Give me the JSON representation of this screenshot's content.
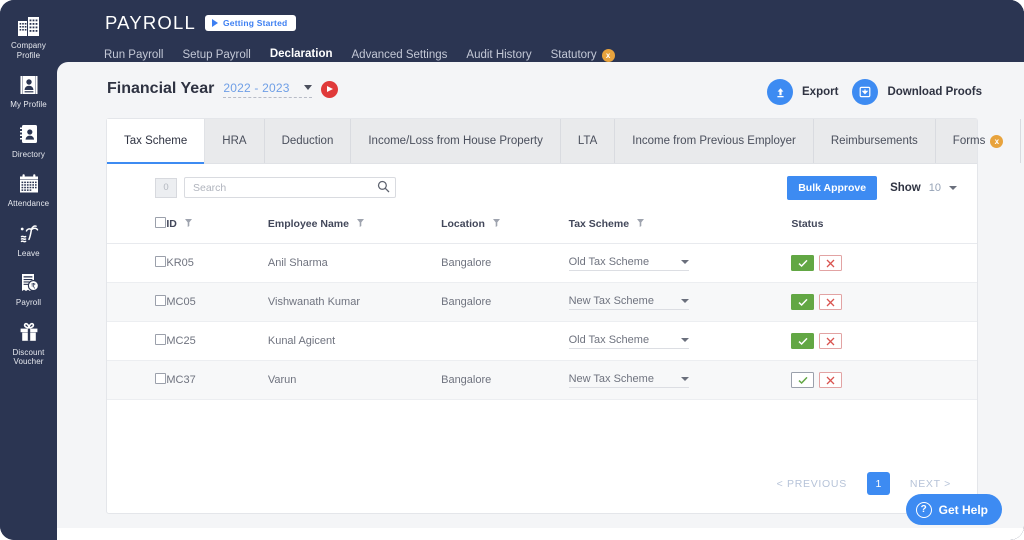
{
  "sidebar": {
    "items": [
      {
        "label": "Company Profile",
        "icon": "building-icon"
      },
      {
        "label": "My Profile",
        "icon": "id-card-icon"
      },
      {
        "label": "Directory",
        "icon": "address-book-icon"
      },
      {
        "label": "Attendance",
        "icon": "calendar-icon"
      },
      {
        "label": "Leave",
        "icon": "palm-tree-icon"
      },
      {
        "label": "Payroll",
        "icon": "payslip-rupee-icon"
      },
      {
        "label": "Discount Voucher",
        "icon": "gift-icon"
      }
    ]
  },
  "header": {
    "brand": "PAYROLL",
    "getting_started": "Getting Started",
    "nav": [
      {
        "label": "Run Payroll",
        "active": false,
        "badge": ""
      },
      {
        "label": "Setup Payroll",
        "active": false,
        "badge": ""
      },
      {
        "label": "Declaration",
        "active": true,
        "badge": ""
      },
      {
        "label": "Advanced Settings",
        "active": false,
        "badge": ""
      },
      {
        "label": "Audit History",
        "active": false,
        "badge": ""
      },
      {
        "label": "Statutory",
        "active": false,
        "badge": "x"
      }
    ]
  },
  "financial_year": {
    "label": "Financial Year",
    "value": "2022 - 2023"
  },
  "actions": {
    "export": "Export",
    "download_proofs": "Download Proofs"
  },
  "tabs": [
    {
      "label": "Tax Scheme",
      "active": true,
      "badge": ""
    },
    {
      "label": "HRA",
      "active": false,
      "badge": ""
    },
    {
      "label": "Deduction",
      "active": false,
      "badge": ""
    },
    {
      "label": "Income/Loss from House Property",
      "active": false,
      "badge": ""
    },
    {
      "label": "LTA",
      "active": false,
      "badge": ""
    },
    {
      "label": "Income from Previous Employer",
      "active": false,
      "badge": ""
    },
    {
      "label": "Reimbursements",
      "active": false,
      "badge": ""
    },
    {
      "label": "Forms",
      "active": false,
      "badge": "x"
    }
  ],
  "toolbar": {
    "count": "0",
    "search_placeholder": "Search",
    "search_value": "",
    "bulk_approve": "Bulk Approve",
    "show_label": "Show",
    "show_value": "10"
  },
  "table": {
    "columns": [
      {
        "label": "",
        "filter": false
      },
      {
        "label": "ID",
        "filter": true
      },
      {
        "label": "Employee Name",
        "filter": true
      },
      {
        "label": "Location",
        "filter": true
      },
      {
        "label": "Tax Scheme",
        "filter": true
      },
      {
        "label": "Status",
        "filter": false
      }
    ],
    "rows": [
      {
        "id": "KR05",
        "name": "Anil Sharma",
        "location": "Bangalore",
        "scheme": "Old Tax Scheme",
        "approve_style": "solid"
      },
      {
        "id": "MC05",
        "name": "Vishwanath Kumar",
        "location": "Bangalore",
        "scheme": "New Tax Scheme",
        "approve_style": "solid"
      },
      {
        "id": "MC25",
        "name": "Kunal Agicent",
        "location": "",
        "scheme": "Old Tax Scheme",
        "approve_style": "solid"
      },
      {
        "id": "MC37",
        "name": "Varun",
        "location": "Bangalore",
        "scheme": "New Tax Scheme",
        "approve_style": "outline"
      }
    ]
  },
  "pagination": {
    "previous": "< PREVIOUS",
    "current": "1",
    "next": "NEXT >"
  },
  "help": {
    "label": "Get Help",
    "icon": "question-mark-icon"
  },
  "colors": {
    "sidebar_bg": "#2b3552",
    "accent_blue": "#3d8bf2",
    "approve_green": "#62a744",
    "reject_red": "#e2a3a3",
    "badge_orange": "#e8a33d",
    "play_red": "#e03a3a",
    "panel_bg": "#f4f5f7"
  }
}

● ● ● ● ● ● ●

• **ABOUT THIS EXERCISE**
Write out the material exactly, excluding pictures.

• **EXERCISE SOLUTION**
Give me the JSON representation of this screenshot's content.
{
  "sidebar": {
    "items": [
      {
        "label": "Company Profile",
        "icon": "building-icon"
      },
      {
        "label": "My Profile",
        "icon": "id-card-icon"
      },
      {
        "label": "Directory",
        "icon": "address-book-icon"
      },
      {
        "label": "Attendance",
        "icon": "calendar-icon"
      },
      {
        "label": "Leave",
        "icon": "palm-tree-icon"
      },
      {
        "label": "Payroll",
        "icon": "payslip-rupee-icon"
      },
      {
        "label": "Discount Voucher",
        "icon": "gift-icon"
      }
    ]
  },
  "header": {
    "brand": "PAYROLL",
    "getting_started": "Getting Started",
    "nav": [
      {
        "label": "Run Payroll",
        "active": false,
        "badge": ""
      },
      {
        "label": "Setup Payroll",
        "active": false,
        "badge": ""
      },
      {
        "label": "Declaration",
        "active": true,
        "badge": ""
      },
      {
        "label": "Advanced Settings",
        "active": false,
        "badge": ""
      },
      {
        "label": "Audit History",
        "active": false,
        "badge": ""
      },
      {
        "label": "Statutory",
        "active": false,
        "badge": "x"
      }
    ]
  },
  "financial_year": {
    "label": "Financial Year",
    "value": "2022 - 2023"
  },
  "actions": {
    "export": "Export",
    "download_proofs": "Download Proofs"
  },
  "tabs": [
    {
      "label": "Tax Scheme",
      "active": true,
      "badge": ""
    },
    {
      "label": "HRA",
      "active": false,
      "badge": ""
    },
    {
      "label": "Deduction",
      "active": false,
      "badge": ""
    },
    {
      "label": "Income/Loss from House Property",
      "active": false,
      "badge": ""
    },
    {
      "label": "LTA",
      "active": false,
      "badge": ""
    },
    {
      "label": "Income from Previous Employer",
      "active": false,
      "badge": ""
    },
    {
      "label": "Reimbursements",
      "active": false,
      "badge": ""
    },
    {
      "label": "Forms",
      "active": false,
      "badge": "x"
    }
  ],
  "toolbar": {
    "count": "0",
    "search_placeholder": "Search",
    "search_value": "",
    "bulk_approve": "Bulk Approve",
    "show_label": "Show",
    "show_value": "10"
  },
  "table": {
    "columns": [
      {
        "label": "",
        "filter": false
      },
      {
        "label": "ID",
        "filter": true
      },
      {
        "label": "Employee Name",
        "filter": true
      },
      {
        "label": "Location",
        "filter": true
      },
      {
        "label": "Tax Scheme",
        "filter": true
      },
      {
        "label": "Status",
        "filter": false
      }
    ],
    "rows": [
      {
        "id": "KR05",
        "name": "Anil Sharma",
        "location": "Bangalore",
        "scheme": "Old Tax Scheme",
        "approve_style": "solid"
      },
      {
        "id": "MC05",
        "name": "Vishwanath Kumar",
        "location": "Bangalore",
        "scheme": "New Tax Scheme",
        "approve_style": "solid"
      },
      {
        "id": "MC25",
        "name": "Kunal Agicent",
        "location": "",
        "scheme": "Old Tax Scheme",
        "approve_style": "solid"
      },
      {
        "id": "MC37",
        "name": "Varun",
        "location": "Bangalore",
        "scheme": "New Tax Scheme",
        "approve_style": "outline"
      }
    ]
  },
  "pagination": {
    "previous": "< PREVIOUS",
    "current": "1",
    "next": "NEXT >"
  },
  "help": {
    "label": "Get Help",
    "icon": "question-mark-icon"
  },
  "colors": {
    "sidebar_bg": "#2b3552",
    "accent_blue": "#3d8bf2",
    "approve_green": "#62a744",
    "reject_red": "#e2a3a3",
    "badge_orange": "#e8a33d",
    "play_red": "#e03a3a",
    "panel_bg": "#f4f5f7"
  }
}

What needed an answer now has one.